However, she has many happy memories from that place and she did feel as though she fitted in. She never fitted in any of the NT environments. She wanted to very badly and there were some people she thought the world of who are NTs but she could not communicate with them or build lasting friendships because she kept getting confused about social cues and her perception problems meant the bad NTs were able to isolate her from the good ones with ease.


Medical Neglect

Doctors arranged a meeting that included that principle, paediatricians and others in the medical field. Her mum was allowed to ask only three questions. With the first question, she chose to ask what was the extent of her brain damage. She used the second question to enquire if her problems were caused by birth or vaccines. At that point, one of the people attending said it wasn't the birth and walked out of the room. Her mum never got to ask the third question.

They expressed concern that her mum would sue them and they said she had eight or nine different disabilities and that her parents would probably never know what caused them. Twenty six years later she is diagnosed with autism.

Thanks to the help of one of the wonderful people who work with autistic people she was able to lose more than half her body weight and she has maintained that weight ever since. She feels lucky to have had and still have the support of a few people who work with autistic people and thinks they all are wonderful. She also feels neglected by all of the people who could have helped her but never did because she looked normal.  

They said they didn't want to put her amongst very physically disabled people because it might affect her confidence and so they sent her to NT schools. She only ended up in the school for disabled children when her schooling was almost over and the delayed diagnosis and need for support that was not there led to her suffering on a grand scale. She started off physically disabled and doctors said she would never walk or talk and even though she had learned to do both she still had pains and a different walk that got her bullied by the nasty people of the world. Even though she could talk she had severe difficulties communicating face to face and developing relationships or even just asking for help was a challenge. Her struggles were brushed under the carpet because she looked normal to them and was intelligent. 

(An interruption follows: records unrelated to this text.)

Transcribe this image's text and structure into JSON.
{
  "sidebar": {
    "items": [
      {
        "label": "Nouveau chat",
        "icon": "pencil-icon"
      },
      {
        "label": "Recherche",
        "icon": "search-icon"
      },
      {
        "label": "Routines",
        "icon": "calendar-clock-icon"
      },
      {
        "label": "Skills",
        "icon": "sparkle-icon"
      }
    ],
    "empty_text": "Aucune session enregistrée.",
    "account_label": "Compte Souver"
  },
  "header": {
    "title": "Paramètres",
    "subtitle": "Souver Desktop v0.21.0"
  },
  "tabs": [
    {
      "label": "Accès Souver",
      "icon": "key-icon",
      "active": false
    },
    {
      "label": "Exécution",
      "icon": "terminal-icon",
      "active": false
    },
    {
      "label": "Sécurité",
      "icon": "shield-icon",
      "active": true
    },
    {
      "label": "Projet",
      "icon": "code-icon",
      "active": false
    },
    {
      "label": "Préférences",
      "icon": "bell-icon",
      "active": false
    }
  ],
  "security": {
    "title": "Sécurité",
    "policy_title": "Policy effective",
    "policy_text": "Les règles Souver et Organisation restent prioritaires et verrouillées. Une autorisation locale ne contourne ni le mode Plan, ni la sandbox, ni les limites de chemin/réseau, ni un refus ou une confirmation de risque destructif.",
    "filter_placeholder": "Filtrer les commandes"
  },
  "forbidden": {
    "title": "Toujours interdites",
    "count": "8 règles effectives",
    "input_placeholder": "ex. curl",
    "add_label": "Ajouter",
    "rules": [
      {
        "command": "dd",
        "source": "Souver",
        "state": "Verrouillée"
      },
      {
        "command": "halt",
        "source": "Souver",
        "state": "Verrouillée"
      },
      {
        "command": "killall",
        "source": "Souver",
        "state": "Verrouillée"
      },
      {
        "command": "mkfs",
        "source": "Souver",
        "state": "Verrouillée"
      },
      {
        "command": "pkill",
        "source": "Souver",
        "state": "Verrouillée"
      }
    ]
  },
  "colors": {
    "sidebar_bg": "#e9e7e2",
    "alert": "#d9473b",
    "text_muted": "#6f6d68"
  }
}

Struggling with things she didn't even understand and blaming herself because she didn't have a diagnosis. Her life was on a steady and terrifying spiral downwards from the point when she was old enough to understand that she wasn't the same as everybody else. Her parents used the 8 or 9 disabilities that she didn't have a name for to isolate her and take away her freedom. She became almost 20 stone in weight because autism was too strong a tide to swim against and medical professionals need to prioritise ensuring everyone with autism can swim. She wants to emphasise that this applies regardless of what age, gender, race, or part of the world they live in and regardless of whether they look ok or not. If someone has undiagnosed autism they most likely will suffer as a consequence of it. 

 Lack of diagnosis of autism can have a crippling effect on your mental and physical health.


Note

Medical professionals need to stop paying attention to how someone is dressed and pay more attention to the things they are actually struggling with. Pay attention to the inside because if you don't that suicide rate amongst autistic people will probably keep rising and if you care at all you might want to pay attention to this.
I honestly, don't know how I am still here because I considered it many times. Mental health professionals, doctors and anyone else who deals with disabled people should not judge how disabled they are by how they are dressed. Nor for any other superficial reasons. Appearance is not always an accurate indicator of how much someone is suffering.










No comments:

Post a Comment

I welcome comments and questions and hope you have enjoyed reading my blog. Thank you